Keyword search on "Temple": report each line of the records that contains it.

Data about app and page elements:
= = = = = = =

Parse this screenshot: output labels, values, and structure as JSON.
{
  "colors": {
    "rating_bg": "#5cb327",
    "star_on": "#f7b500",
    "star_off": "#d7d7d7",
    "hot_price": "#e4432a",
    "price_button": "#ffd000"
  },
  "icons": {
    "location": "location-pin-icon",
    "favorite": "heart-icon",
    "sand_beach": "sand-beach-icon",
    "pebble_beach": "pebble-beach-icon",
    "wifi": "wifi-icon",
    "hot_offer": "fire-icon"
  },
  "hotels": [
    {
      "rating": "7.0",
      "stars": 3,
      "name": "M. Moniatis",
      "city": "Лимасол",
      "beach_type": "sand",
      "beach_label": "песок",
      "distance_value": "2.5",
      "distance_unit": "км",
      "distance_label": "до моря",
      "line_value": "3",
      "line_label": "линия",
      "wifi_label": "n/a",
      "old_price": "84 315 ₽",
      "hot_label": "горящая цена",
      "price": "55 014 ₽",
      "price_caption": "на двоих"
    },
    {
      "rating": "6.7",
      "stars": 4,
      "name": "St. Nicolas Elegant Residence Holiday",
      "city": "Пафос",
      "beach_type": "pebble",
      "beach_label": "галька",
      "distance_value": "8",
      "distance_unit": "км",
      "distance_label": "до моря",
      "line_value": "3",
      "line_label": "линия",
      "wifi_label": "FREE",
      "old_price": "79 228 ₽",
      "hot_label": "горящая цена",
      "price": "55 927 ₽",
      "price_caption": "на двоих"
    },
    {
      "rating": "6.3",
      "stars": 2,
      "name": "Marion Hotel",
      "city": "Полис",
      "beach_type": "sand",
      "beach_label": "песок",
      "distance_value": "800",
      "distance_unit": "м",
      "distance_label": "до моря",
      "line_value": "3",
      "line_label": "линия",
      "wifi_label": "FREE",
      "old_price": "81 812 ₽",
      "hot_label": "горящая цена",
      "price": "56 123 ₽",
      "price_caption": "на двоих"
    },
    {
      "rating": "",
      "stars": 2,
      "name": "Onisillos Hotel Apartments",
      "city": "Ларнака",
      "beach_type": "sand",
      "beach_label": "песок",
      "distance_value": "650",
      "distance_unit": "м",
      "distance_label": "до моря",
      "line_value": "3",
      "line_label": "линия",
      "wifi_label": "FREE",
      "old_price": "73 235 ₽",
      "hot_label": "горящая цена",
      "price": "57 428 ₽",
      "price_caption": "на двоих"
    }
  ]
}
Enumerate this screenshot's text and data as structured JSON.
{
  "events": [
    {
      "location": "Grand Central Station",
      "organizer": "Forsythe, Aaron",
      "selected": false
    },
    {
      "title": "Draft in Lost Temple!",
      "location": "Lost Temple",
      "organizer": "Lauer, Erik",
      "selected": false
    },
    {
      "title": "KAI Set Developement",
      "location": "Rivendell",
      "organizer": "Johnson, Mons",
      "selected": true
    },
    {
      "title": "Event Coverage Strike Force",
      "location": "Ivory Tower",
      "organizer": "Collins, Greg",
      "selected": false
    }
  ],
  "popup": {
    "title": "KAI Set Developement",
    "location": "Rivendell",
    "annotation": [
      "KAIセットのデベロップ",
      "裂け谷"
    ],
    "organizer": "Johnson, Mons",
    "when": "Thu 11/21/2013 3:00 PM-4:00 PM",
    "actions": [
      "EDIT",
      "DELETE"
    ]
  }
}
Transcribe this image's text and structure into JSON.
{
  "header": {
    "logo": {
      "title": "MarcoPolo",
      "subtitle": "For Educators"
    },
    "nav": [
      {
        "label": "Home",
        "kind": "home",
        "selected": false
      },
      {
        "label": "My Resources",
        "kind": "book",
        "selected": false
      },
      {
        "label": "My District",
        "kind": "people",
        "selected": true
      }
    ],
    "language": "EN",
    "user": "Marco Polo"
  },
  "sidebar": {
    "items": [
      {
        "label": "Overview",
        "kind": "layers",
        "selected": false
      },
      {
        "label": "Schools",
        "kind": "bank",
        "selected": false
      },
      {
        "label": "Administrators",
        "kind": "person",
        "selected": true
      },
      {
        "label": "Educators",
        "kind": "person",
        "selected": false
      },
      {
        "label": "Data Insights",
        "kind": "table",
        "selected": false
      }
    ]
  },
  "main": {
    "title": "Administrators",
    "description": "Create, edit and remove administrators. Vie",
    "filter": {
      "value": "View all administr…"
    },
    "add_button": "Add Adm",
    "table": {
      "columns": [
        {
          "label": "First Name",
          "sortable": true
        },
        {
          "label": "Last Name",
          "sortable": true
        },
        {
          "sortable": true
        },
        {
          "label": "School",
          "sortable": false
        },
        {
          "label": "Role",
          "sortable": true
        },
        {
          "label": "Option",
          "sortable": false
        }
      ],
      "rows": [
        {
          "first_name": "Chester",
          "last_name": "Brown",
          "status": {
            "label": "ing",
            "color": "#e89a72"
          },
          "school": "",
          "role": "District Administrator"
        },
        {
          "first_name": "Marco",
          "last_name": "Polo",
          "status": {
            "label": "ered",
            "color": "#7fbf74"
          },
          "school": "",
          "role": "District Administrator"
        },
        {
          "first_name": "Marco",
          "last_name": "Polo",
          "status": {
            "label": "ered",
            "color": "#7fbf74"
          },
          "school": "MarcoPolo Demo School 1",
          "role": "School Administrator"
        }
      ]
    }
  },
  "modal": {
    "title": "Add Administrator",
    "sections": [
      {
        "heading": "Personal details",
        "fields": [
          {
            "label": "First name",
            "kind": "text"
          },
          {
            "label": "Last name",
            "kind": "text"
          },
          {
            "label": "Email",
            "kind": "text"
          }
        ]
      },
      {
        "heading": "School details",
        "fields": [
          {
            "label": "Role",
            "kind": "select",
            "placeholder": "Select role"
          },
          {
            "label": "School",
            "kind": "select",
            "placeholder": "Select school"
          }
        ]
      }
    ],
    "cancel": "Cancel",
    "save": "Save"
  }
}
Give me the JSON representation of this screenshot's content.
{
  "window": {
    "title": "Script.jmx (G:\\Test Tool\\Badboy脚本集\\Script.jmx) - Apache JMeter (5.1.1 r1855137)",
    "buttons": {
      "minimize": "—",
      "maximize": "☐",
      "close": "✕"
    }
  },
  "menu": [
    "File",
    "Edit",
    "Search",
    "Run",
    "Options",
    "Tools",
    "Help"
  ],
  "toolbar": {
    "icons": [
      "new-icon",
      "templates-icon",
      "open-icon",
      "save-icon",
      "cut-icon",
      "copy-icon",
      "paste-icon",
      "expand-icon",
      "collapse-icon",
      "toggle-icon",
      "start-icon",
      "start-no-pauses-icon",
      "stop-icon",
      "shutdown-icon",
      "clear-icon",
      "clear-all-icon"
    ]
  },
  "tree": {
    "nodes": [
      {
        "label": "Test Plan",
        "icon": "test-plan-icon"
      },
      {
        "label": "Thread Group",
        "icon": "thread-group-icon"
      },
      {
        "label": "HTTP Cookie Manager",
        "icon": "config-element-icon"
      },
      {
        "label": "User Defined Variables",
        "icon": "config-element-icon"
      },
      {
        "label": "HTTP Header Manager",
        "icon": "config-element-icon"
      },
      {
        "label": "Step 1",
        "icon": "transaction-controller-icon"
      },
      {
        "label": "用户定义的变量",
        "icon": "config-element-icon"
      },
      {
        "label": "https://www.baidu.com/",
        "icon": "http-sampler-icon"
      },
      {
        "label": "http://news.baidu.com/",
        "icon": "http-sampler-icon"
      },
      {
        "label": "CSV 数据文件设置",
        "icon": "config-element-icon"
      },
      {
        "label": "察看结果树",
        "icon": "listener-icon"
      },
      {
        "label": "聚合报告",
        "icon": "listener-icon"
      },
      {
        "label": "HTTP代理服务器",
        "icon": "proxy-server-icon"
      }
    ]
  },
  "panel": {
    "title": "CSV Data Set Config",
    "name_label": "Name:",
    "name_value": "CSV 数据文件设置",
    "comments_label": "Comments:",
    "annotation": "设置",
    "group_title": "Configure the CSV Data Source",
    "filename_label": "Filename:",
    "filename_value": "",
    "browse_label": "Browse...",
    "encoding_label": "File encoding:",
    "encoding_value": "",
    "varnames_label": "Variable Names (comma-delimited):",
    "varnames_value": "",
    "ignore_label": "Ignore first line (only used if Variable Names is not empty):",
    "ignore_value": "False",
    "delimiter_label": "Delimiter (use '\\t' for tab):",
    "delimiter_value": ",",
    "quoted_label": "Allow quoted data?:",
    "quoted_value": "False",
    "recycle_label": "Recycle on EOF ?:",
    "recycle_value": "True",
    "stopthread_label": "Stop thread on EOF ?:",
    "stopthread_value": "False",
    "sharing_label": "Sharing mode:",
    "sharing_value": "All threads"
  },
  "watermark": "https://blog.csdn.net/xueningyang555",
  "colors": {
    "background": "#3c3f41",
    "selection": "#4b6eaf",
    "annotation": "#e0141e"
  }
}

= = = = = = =

*RESULT OF THE TASK*.
      "title": "Draft in Lost Temple!",
      "location": "Lost Temple",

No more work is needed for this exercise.